# ASSIGNMENT
Although the records contain pictures, the copy must not; reproduce everything else in them exactly.

DATA UNDER STUDY below:

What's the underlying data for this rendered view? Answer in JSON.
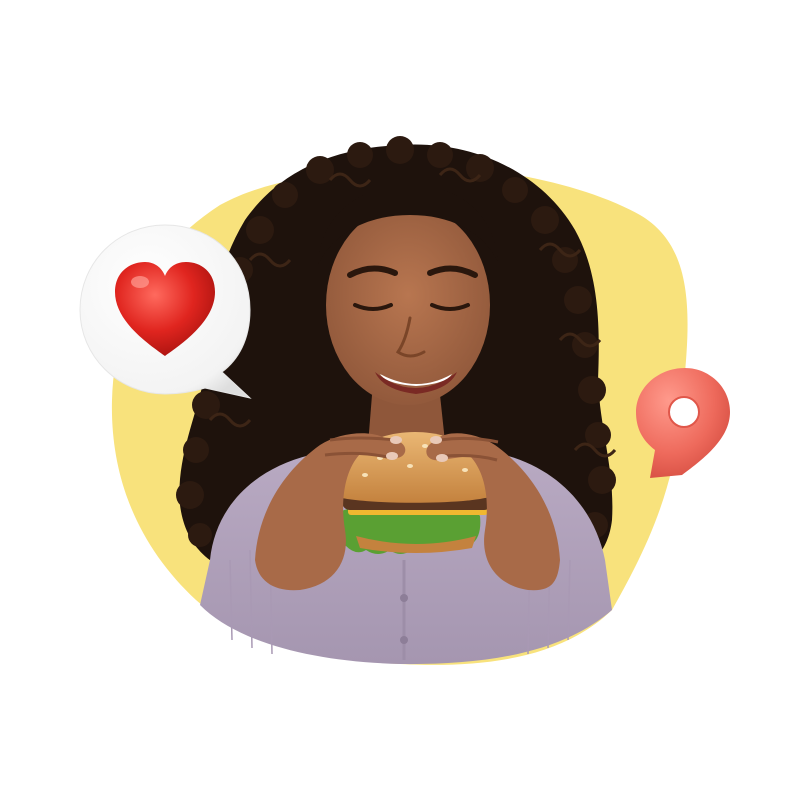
{
  "scene": {
    "description_label": "",
    "colors": {
      "background": "#ffffff",
      "blob": "#f8e27c",
      "hair": "#1e120c",
      "skin": "#a86a48",
      "skin_shadow": "#8a5236",
      "sweater": "#b5a6bf",
      "sweater_shadow": "#9d8ea8",
      "bun": "#d89a52",
      "bun_top": "#e4ad66",
      "lettuce": "#5aa033",
      "patty": "#5a3520",
      "cheese": "#f0b830",
      "heart": "#e0251f",
      "bubble": "#ffffff",
      "pin": "#ee6a5c"
    },
    "icons": {
      "heart_bubble": "heart-speech-bubble-icon",
      "location_pin": "location-pin-icon"
    }
  }
}
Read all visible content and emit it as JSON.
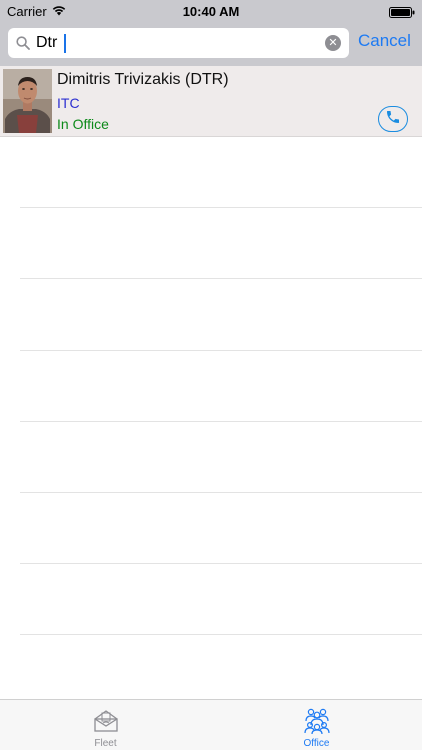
{
  "status_bar": {
    "carrier": "Carrier",
    "time": "10:40 AM"
  },
  "search": {
    "value": "Dtr",
    "cancel_label": "Cancel"
  },
  "results": [
    {
      "name": "Dimitris Trivizakis (DTR)",
      "department": "ITC",
      "status": "In Office"
    }
  ],
  "tabs": [
    {
      "label": "Fleet",
      "selected": false
    },
    {
      "label": "Office",
      "selected": true
    }
  ],
  "colors": {
    "accent": "#1d7af3",
    "department": "#2c2fd0",
    "status_in_office": "#0d8a1a",
    "bar_background": "#c9c9ce",
    "row_background": "#efebeb"
  }
}
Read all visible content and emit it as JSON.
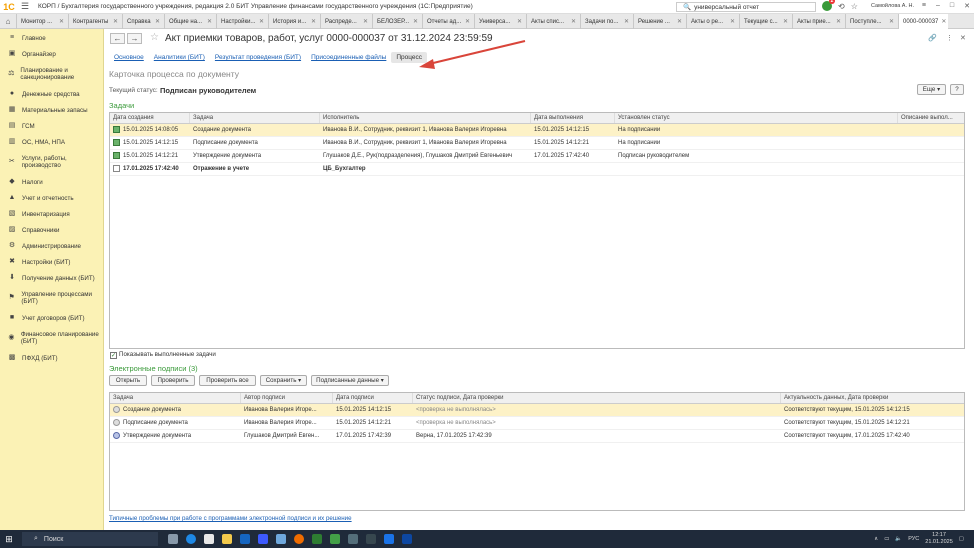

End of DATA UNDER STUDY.

# TASK RESPONSE
What's the underlying data for this rendered view? Answer in JSON.
{
  "scene": {
    "description_label": "",
    "colors": {
      "background": "#ffffff",
      "blob": "#f8e27c",
      "hair": "#1e120c",
      "skin": "#a86a48",
      "skin_shadow": "#8a5236",
      "sweater": "#b5a6bf",
      "sweater_shadow": "#9d8ea8",
      "bun": "#d89a52",
      "bun_top": "#e4ad66",
      "lettuce": "#5aa033",
      "patty": "#5a3520",
      "cheese": "#f0b830",
      "heart": "#e0251f",
      "bubble": "#ffffff",
      "pin": "#ee6a5c"
    },
    "icons": {
      "heart_bubble": "heart-speech-bubble-icon",
      "location_pin": "location-pin-icon"
    }
  }
}
Read all visible content and emit it as JSON.
{
  "status_bar": {
    "carrier": "Carrier",
    "time": "10:40 AM"
  },
  "search": {
    "value": "Dtr",
    "cancel_label": "Cancel"
  },
  "results": [
    {
      "name": "Dimitris Trivizakis (DTR)",
      "department": "ITC",
      "status": "In Office"
    }
  ],
  "tabs": [
    {
      "label": "Fleet",
      "selected": false
    },
    {
      "label": "Office",
      "selected": true
    }
  ],
  "colors": {
    "accent": "#1d7af3",
    "department": "#2c2fd0",
    "status_in_office": "#0d8a1a",
    "bar_background": "#c9c9ce",
    "row_background": "#efebeb"
  }
}
Read all visible content and emit it as JSON.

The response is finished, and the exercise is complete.